Indigent Defense
Robert F. Bukaty
/
AP file
In this Wednesday, May 31, 2017, file photo, a court-appointed "lawyer of the day" explains a legal implication to a person charged with a crime at Cumberland County Superior Court in Portland, Maine.

A state advisory committee is collecting feedback on Maine's current court-appointed indigent defense system, with the goal of submitting recommendations to a federal civil rights agency.

Maine is the only state in the country that relies on private attorneys to defend low-income defendants.

The number of attorneys willing to take on indigent defense cases has plummeted from about 400 to roughly 160 over the last two years.

Wendy Allen, a program director at the Restorative Justice Institute of Maine who is finishing a six-year prison sentence on supervised community confinement, has her own experience with a court-appointed attorney. She said she felt pressured to take a plea deal that she wasn't comfortable with.

"Had I been able to pay for a lawyer or maybe a public defender where they are committed to working for their client, maybe things would have turned out a little bit different for me," she said.

But Allen said she wasn't surprised with the quality of her representation, once she learned how many cases Maine's court-appointed defense attorneys were carrying.

Court-appointed criminal defense attorneys are also responsible for finding and paying for their own staff, supplies and insurance.

Zachary Heiden, chief counsel of the ACLU of Maine, said that arrangement means that prosecutors have an unfair advantage.

"The prosecutors are paid for all their training," he said. "They're paid to have offices. They have support staff on site that's all paid for, computers, phones, research assistants. They have the police departments to do all their investigating, and it's up to the criminal defense lawyers to work all that out on their own."

The ACLU has a class action lawsuit pending in state superior court, claiming that Maine is failing its constitutional obligation to adequately represent low-income defendants.

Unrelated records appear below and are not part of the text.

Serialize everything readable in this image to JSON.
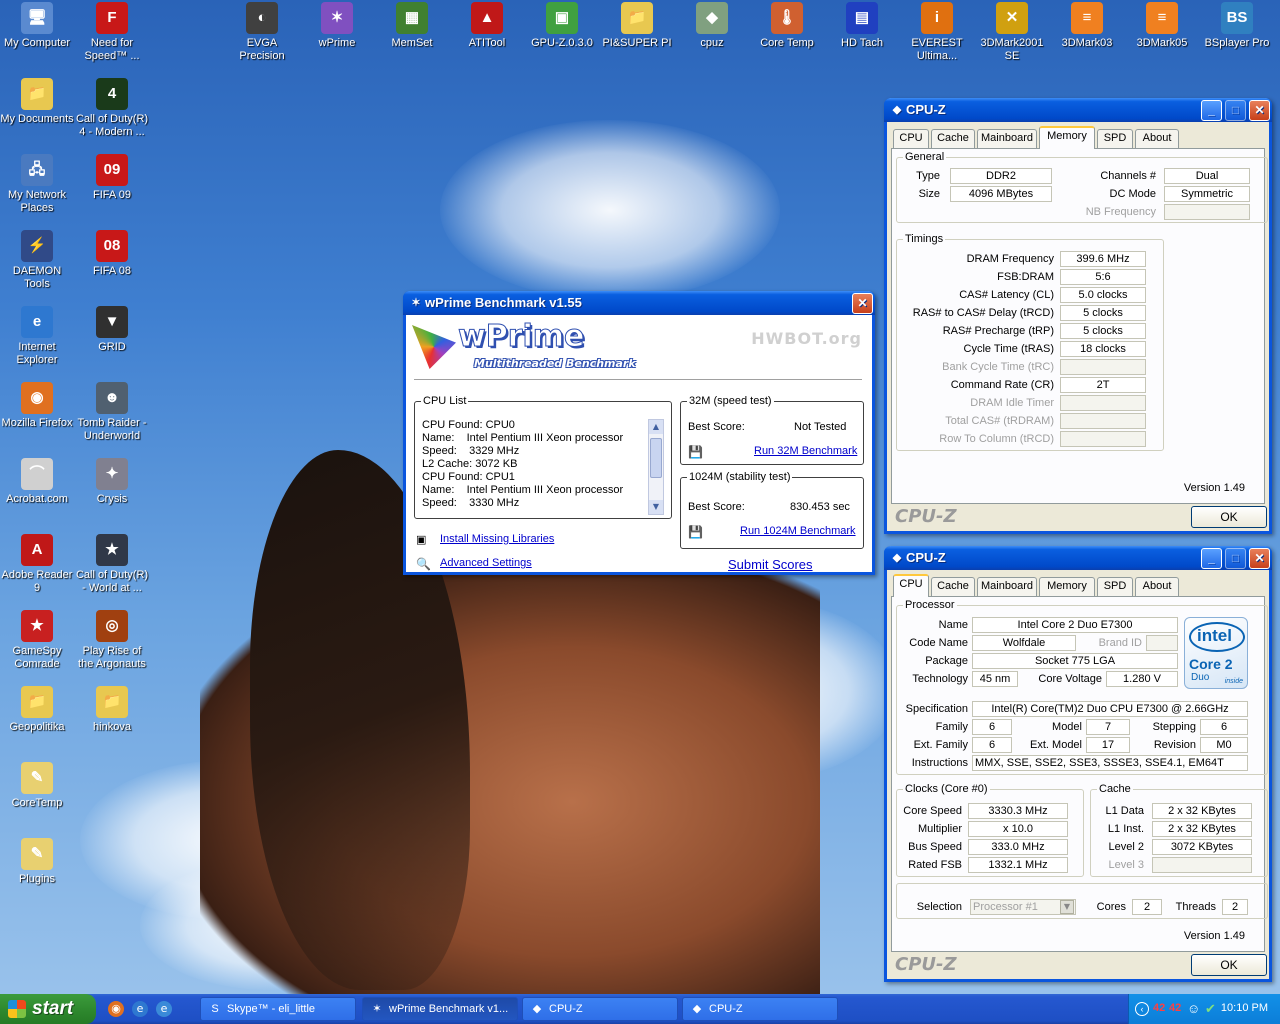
{
  "desktop": {
    "icons_left": [
      {
        "label": "My Computer",
        "glyph": "🖥",
        "color": "#5a8ad0"
      },
      {
        "label": "My Documents",
        "glyph": "📁",
        "color": "#e8c850"
      },
      {
        "label": "My Network Places",
        "glyph": "🖧",
        "color": "#4a7ac0"
      },
      {
        "label": "DAEMON Tools",
        "glyph": "⚡",
        "color": "#304a88"
      },
      {
        "label": "Internet Explorer",
        "glyph": "e",
        "color": "#2e78d0"
      },
      {
        "label": "Mozilla Firefox",
        "glyph": "◉",
        "color": "#e07020"
      },
      {
        "label": "Acrobat.com",
        "glyph": "⌒",
        "color": "#d0d0d0"
      },
      {
        "label": "Adobe Reader 9",
        "glyph": "A",
        "color": "#c01818"
      },
      {
        "label": "GameSpy Comrade",
        "glyph": "★",
        "color": "#c82020"
      },
      {
        "label": "Geopolitika",
        "glyph": "📁",
        "color": "#e8c850"
      },
      {
        "label": "CoreTemp",
        "glyph": "✎",
        "color": "#e8d070"
      },
      {
        "label": "Plugins",
        "glyph": "✎",
        "color": "#e8d070"
      }
    ],
    "icons_col2": [
      {
        "label": "Need for Speed™ ...",
        "glyph": "F",
        "color": "#c81818"
      },
      {
        "label": "Call of Duty(R) 4 - Modern ...",
        "glyph": "4",
        "color": "#1a3a1a"
      },
      {
        "label": "FIFA 09",
        "glyph": "09",
        "color": "#c81818"
      },
      {
        "label": "FIFA 08",
        "glyph": "08",
        "color": "#c81818"
      },
      {
        "label": "GRID",
        "glyph": "▼",
        "color": "#303030"
      },
      {
        "label": "Tomb Raider - Underworld",
        "glyph": "☻",
        "color": "#506070"
      },
      {
        "label": "Crysis",
        "glyph": "✦",
        "color": "#808090"
      },
      {
        "label": "Call of Duty(R) - World at ...",
        "glyph": "★",
        "color": "#303848"
      },
      {
        "label": "Play Rise of the Argonauts",
        "glyph": "◎",
        "color": "#a04010"
      },
      {
        "label": "hinkova",
        "glyph": "📁",
        "color": "#e8c850"
      }
    ],
    "icons_top": [
      {
        "label": "EVGA Precision",
        "glyph": "◐",
        "color": "#404040"
      },
      {
        "label": "wPrime",
        "glyph": "✶",
        "color": "#8050c0"
      },
      {
        "label": "MemSet",
        "glyph": "▦",
        "color": "#408030"
      },
      {
        "label": "ATITool",
        "glyph": "▲",
        "color": "#c01818"
      },
      {
        "label": "GPU-Z.0.3.0",
        "glyph": "▣",
        "color": "#40a040"
      },
      {
        "label": "PI&SUPER PI",
        "glyph": "📁",
        "color": "#e8c850"
      },
      {
        "label": "cpuz",
        "glyph": "◆",
        "color": "#80a080"
      },
      {
        "label": "Core Temp",
        "glyph": "🌡",
        "color": "#d06030"
      },
      {
        "label": "HD Tach",
        "glyph": "▤",
        "color": "#2040c0"
      },
      {
        "label": "EVEREST Ultima...",
        "glyph": "i",
        "color": "#e07010"
      },
      {
        "label": "3DMark2001 SE",
        "glyph": "✕",
        "color": "#d0a010"
      },
      {
        "label": "3DMark03",
        "glyph": "≡",
        "color": "#f08020"
      },
      {
        "label": "3DMark05",
        "glyph": "≡",
        "color": "#f08020"
      },
      {
        "label": "BSplayer Pro",
        "glyph": "BS",
        "color": "#3080c0"
      }
    ]
  },
  "cpuz_memory": {
    "title": "CPU-Z",
    "tabs": [
      "CPU",
      "Cache",
      "Mainboard",
      "Memory",
      "SPD",
      "About"
    ],
    "active_tab": "Memory",
    "general_legend": "General",
    "type_label": "Type",
    "type_value": "DDR2",
    "size_label": "Size",
    "size_value": "4096 MBytes",
    "channels_label": "Channels #",
    "channels_value": "Dual",
    "dcmode_label": "DC Mode",
    "dcmode_value": "Symmetric",
    "nbfreq_label": "NB Frequency",
    "nbfreq_value": "",
    "timings_legend": "Timings",
    "timings": [
      {
        "label": "DRAM Frequency",
        "value": "399.6 MHz",
        "dim": false
      },
      {
        "label": "FSB:DRAM",
        "value": "5:6",
        "dim": false
      },
      {
        "label": "CAS# Latency (CL)",
        "value": "5.0 clocks",
        "dim": false
      },
      {
        "label": "RAS# to CAS# Delay (tRCD)",
        "value": "5 clocks",
        "dim": false
      },
      {
        "label": "RAS# Precharge (tRP)",
        "value": "5 clocks",
        "dim": false
      },
      {
        "label": "Cycle Time (tRAS)",
        "value": "18 clocks",
        "dim": false
      },
      {
        "label": "Bank Cycle Time (tRC)",
        "value": "",
        "dim": true
      },
      {
        "label": "Command Rate (CR)",
        "value": "2T",
        "dim": false
      },
      {
        "label": "DRAM Idle Timer",
        "value": "",
        "dim": true
      },
      {
        "label": "Total CAS# (tRDRAM)",
        "value": "",
        "dim": true
      },
      {
        "label": "Row To Column (tRCD)",
        "value": "",
        "dim": true
      }
    ],
    "version": "Version 1.49",
    "logo": "CPU-Z",
    "ok": "OK"
  },
  "cpuz_cpu": {
    "title": "CPU-Z",
    "tabs": [
      "CPU",
      "Cache",
      "Mainboard",
      "Memory",
      "SPD",
      "About"
    ],
    "active_tab": "CPU",
    "processor_legend": "Processor",
    "name_label": "Name",
    "name_value": "Intel Core 2 Duo E7300",
    "codename_label": "Code Name",
    "codename_value": "Wolfdale",
    "brandid_label": "Brand ID",
    "brandid_value": "",
    "package_label": "Package",
    "package_value": "Socket 775 LGA",
    "tech_label": "Technology",
    "tech_value": "45 nm",
    "voltage_label": "Core Voltage",
    "voltage_value": "1.280 V",
    "spec_label": "Specification",
    "spec_value": "Intel(R) Core(TM)2 Duo CPU     E7300  @ 2.66GHz",
    "family_label": "Family",
    "family_value": "6",
    "model_label": "Model",
    "model_value": "7",
    "stepping_label": "Stepping",
    "stepping_value": "6",
    "extfamily_label": "Ext. Family",
    "extfamily_value": "6",
    "extmodel_label": "Ext. Model",
    "extmodel_value": "17",
    "revision_label": "Revision",
    "revision_value": "M0",
    "instr_label": "Instructions",
    "instr_value": "MMX, SSE, SSE2, SSE3, SSSE3, SSE4.1, EM64T",
    "clocks_legend": "Clocks (Core #0)",
    "corespeed_label": "Core Speed",
    "corespeed_value": "3330.3 MHz",
    "mult_label": "Multiplier",
    "mult_value": "x 10.0",
    "bus_label": "Bus Speed",
    "bus_value": "333.0 MHz",
    "fsb_label": "Rated FSB",
    "fsb_value": "1332.1 MHz",
    "cache_legend": "Cache",
    "l1d_label": "L1 Data",
    "l1d_value": "2 x 32 KBytes",
    "l1i_label": "L1 Inst.",
    "l1i_value": "2 x 32 KBytes",
    "l2_label": "Level 2",
    "l2_value": "3072 KBytes",
    "l3_label": "Level 3",
    "l3_value": "",
    "selection_label": "Selection",
    "selection_value": "Processor #1",
    "cores_label": "Cores",
    "cores_value": "2",
    "threads_label": "Threads",
    "threads_value": "2",
    "intel_word": "intel",
    "intel_brand": "Core 2",
    "intel_sub": "Duo",
    "intel_inside": "inside",
    "version": "Version 1.49",
    "logo": "CPU-Z",
    "ok": "OK"
  },
  "wprime": {
    "title": "wPrime Benchmark v1.55",
    "logo": "wPrime",
    "subtitle": "Multithreaded Benchmark",
    "hwbot": "HWBOT.org",
    "cpulist_legend": "CPU List",
    "cpulist": [
      "CPU Found: CPU0",
      "Name:    Intel Pentium III Xeon processor",
      "Speed:    3329 MHz",
      "L2 Cache: 3072 KB",
      "CPU Found: CPU1",
      "Name:    Intel Pentium III Xeon processor",
      "Speed:    3330 MHz"
    ],
    "t32_legend": "32M (speed test)",
    "t32_best_label": "Best Score:",
    "t32_best_value": "Not Tested",
    "t32_run": "Run 32M Benchmark",
    "t1024_legend": "1024M (stability test)",
    "t1024_best_label": "Best Score:",
    "t1024_best_value": "830.453 sec",
    "t1024_run": "Run 1024M Benchmark",
    "install_libs": "Install Missing Libraries",
    "advanced": "Advanced Settings",
    "submit": "Submit Scores"
  },
  "taskbar": {
    "start": "start",
    "items": [
      {
        "label": "Skype™ - eli_little",
        "icon": "S",
        "active": false
      },
      {
        "label": "wPrime Benchmark v1...",
        "icon": "✶",
        "active": true
      },
      {
        "label": "CPU-Z",
        "icon": "◆",
        "active": false
      },
      {
        "label": "CPU-Z",
        "icon": "◆",
        "active": false
      }
    ],
    "tray_temp1": "42",
    "tray_temp2": "42",
    "clock": "10:10 PM"
  },
  "colors": {
    "xp_blue": "#0a55de",
    "accent_close": "#c7401a",
    "intel_blue": "#0a64b4"
  }
}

Maine advisory committee hosted the first of several panel discussions Thursday on the topic. The committee plans to compile public feedback and submit recommendations to the U-S Commission on Civil Rights.

Two other panel discussions are scheduled for November and December.